- Improves behavior: Suffering from discomfort or pain in the mouth can lead people with dementia to become irritable or aggressive. They may even refuse to feed or clean themselves.
Tips for maintaining dental health in cases of dementia
Caring for people with dementia can become difficult, and here are some tips that can help maintain oral health.
1. Oral hygiene
Proper oral hygiene is essential for dementia patients. It’s essential to remove plaque deposits from the teeth and gums. If the person hasn’t lost the ability to maintain their care routines, they can do this themselves.
This should include regular tooth and gum brushing, three times a day, with a soft toothbrush and fluoride toothpaste. In addition, you may want to use floss, irrigators, or interdental brushes to clean the area between your teeth.

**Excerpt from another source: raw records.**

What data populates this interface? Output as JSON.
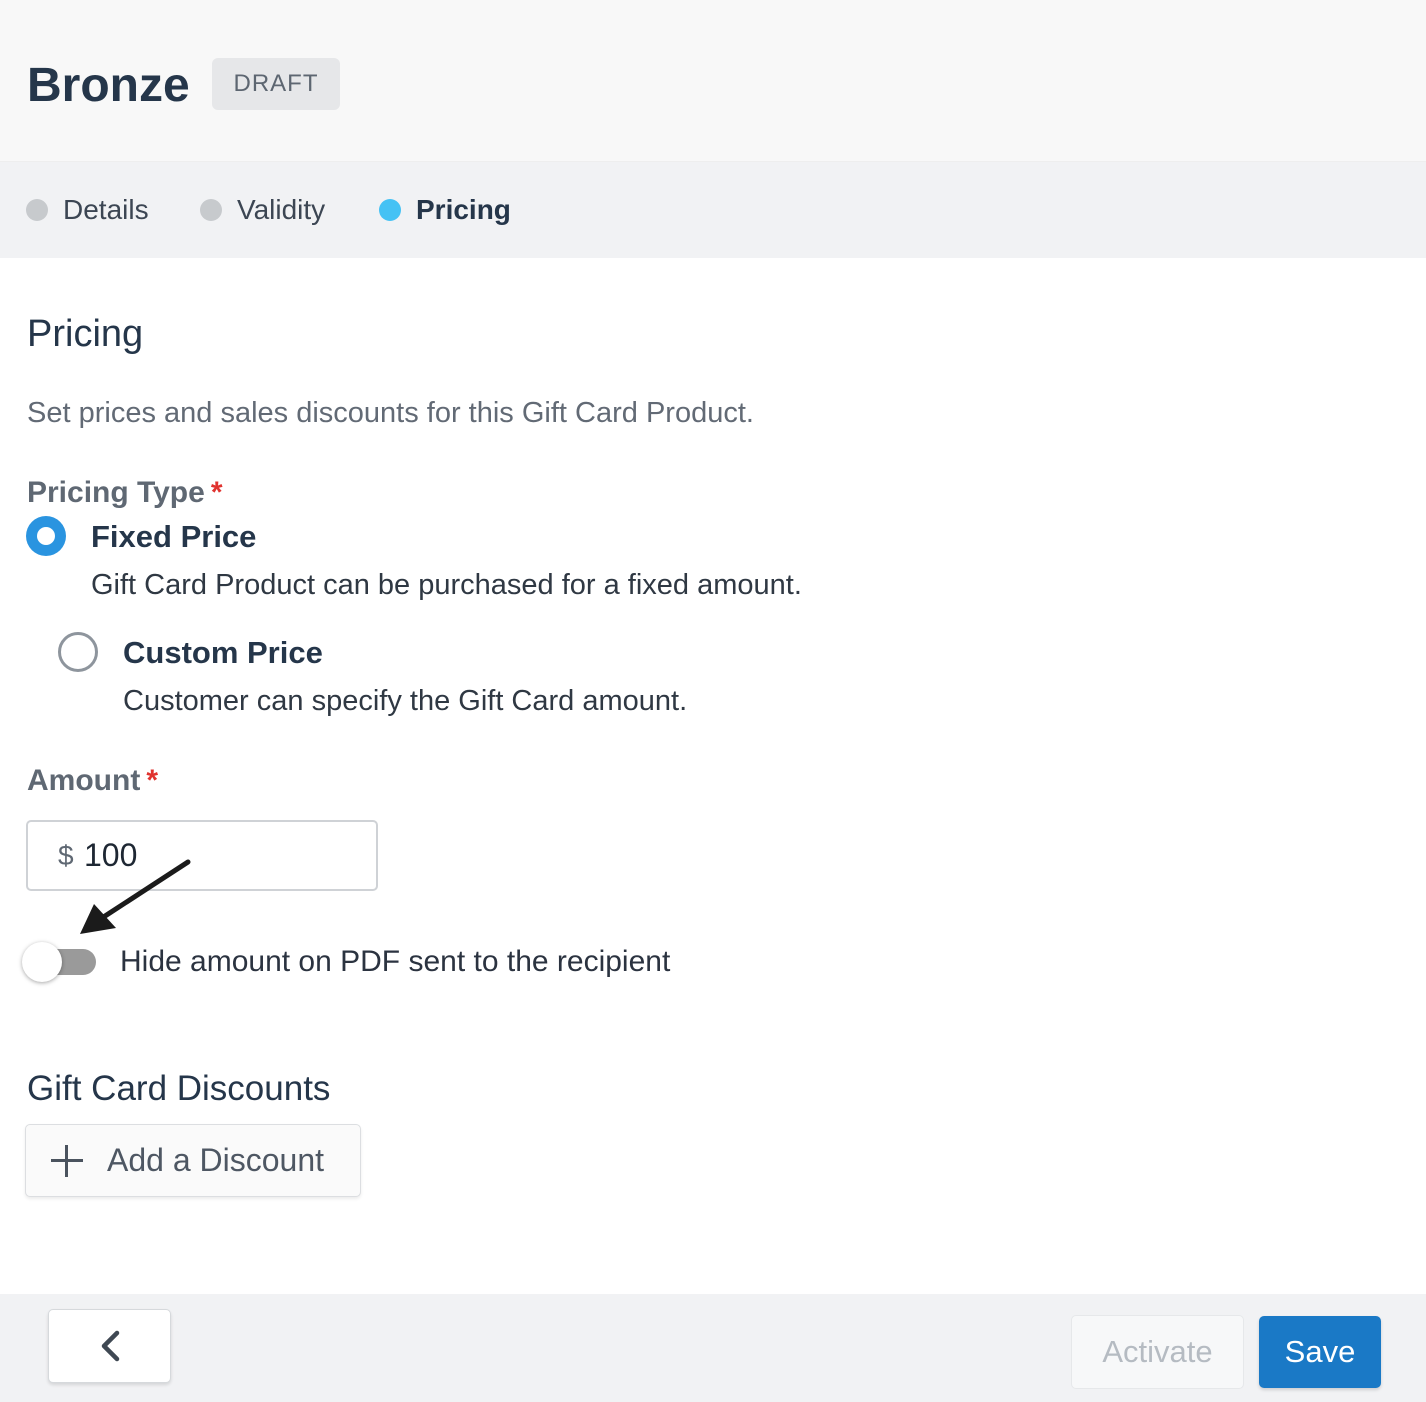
{
  "header": {
    "title": "Bronze",
    "status_badge": "DRAFT"
  },
  "steps": [
    {
      "label": "Details",
      "active": false
    },
    {
      "label": "Validity",
      "active": false
    },
    {
      "label": "Pricing",
      "active": true
    }
  ],
  "pricing": {
    "title": "Pricing",
    "description": "Set prices and sales discounts for this Gift Card Product.",
    "pricing_type": {
      "label": "Pricing Type",
      "required_mark": "*",
      "options": [
        {
          "title": "Fixed Price",
          "description": "Gift Card Product can be purchased for a fixed amount.",
          "selected": true
        },
        {
          "title": "Custom Price",
          "description": "Customer can specify the Gift Card amount.",
          "selected": false
        }
      ]
    },
    "amount": {
      "label": "Amount",
      "required_mark": "*",
      "currency_symbol": "$",
      "value": "100"
    },
    "hide_amount_toggle": {
      "label": "Hide amount on PDF sent to the recipient",
      "enabled": false
    }
  },
  "discounts": {
    "title": "Gift Card Discounts",
    "add_button_label": "Add a Discount"
  },
  "footer": {
    "back_icon": "chevron-left-icon",
    "activate_label": "Activate",
    "save_label": "Save"
  },
  "colors": {
    "accent": "#1a79c6",
    "step_active": "#45c2f4",
    "radio_selected": "#2a94e0",
    "required": "#e0332f"
  }
}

Your dentist may also recommend using fluoride or chlorhexidine mouth rinses. These products help decrease bacterial growth and the appearance of cavities.
If the person’s ability to manipulate the toothbrush or perform the cleaning routine is impaired, it’s important for caregivers or family members to assist the person with this task. Different techniques can be used for this purpose:
- Give directions: Short, precise commands to break down the process into small steps; take the toothbrush, put the toothpaste on, put it in the mouth, and so on.
- Copying: The person is encouraged to copy another person standing in front of them who is also cleaning their teeth.
- Bridge: The person with dementia holds a toothbrush and the caregiver cleans the teeth with another toothbrush.
- Hand over hand: The patient holds the toothbrush, and the caregiver’s hand guides the movements to clean the teeth together.
- Yawning: The caregiver yawns in front of the person with dementia to stimulate their mouth to open and use the moment to brush their teeth.
2. Caring for dentures
If the person wears dentures, their maintenance is of utmost importance. The dentures should be removed from the mouth when brushing the teeth. It should also be cleaned properly with ordinary soap and water. A soft toothbrush should be used for this purpose.
Every one to two weeks, the denture should be dipped in a glass with an effervescent antiseptic tablet to clean the deepest impurities. In addition, every night it’s recommended to remove the prosthesis and leave it in a glass of water.
Note: If the patient lives in a nursing home, writing the name and surname on the dentures will avoid confusion or misplacement.
3. Control the diet
To maintain proper dental health, dietary care is essential. Controlling the intake of carbohydrates and reducing the consumption of refined sugars and ultra-processed foods brings well-being to the person and reduces the risk of oral pathologies.
Adequate hydration, preferring water over other drinks, is also important. This counteracts the dry mouth that is so common in these people.
4. Regular visits to the dentist
It’s very important for people with dementia to continue to visit the dentist regularly. The dentist can help maintain dental health, detect problems early, and advise caregivers on oral care.
If it’s possible to continue with their usual dentist, who the patient is already familiar with, then acceptance of treatment may be easier. However, there are more severe cases that will require the attention of specialized professionals.
We recommend that the person with dementia attends dental check-ups accompanied by a caregiver or family member. This will avoid moments of tension or stress when faced with unknown surroundings.
When visiting the dentist it’s essential to inform them of the diagnosis of dementia. It’s also helpful to bring a complete medical history and a list of medications the person is taking to the appointment.
Commitment to dental care
Dental health care involves practicing habits that dementia patients can’t sustain on their own. Having family members, caregivers, and dentists who are committed to their well-being is essential. With the right support, deterioration of oral health can be prevented.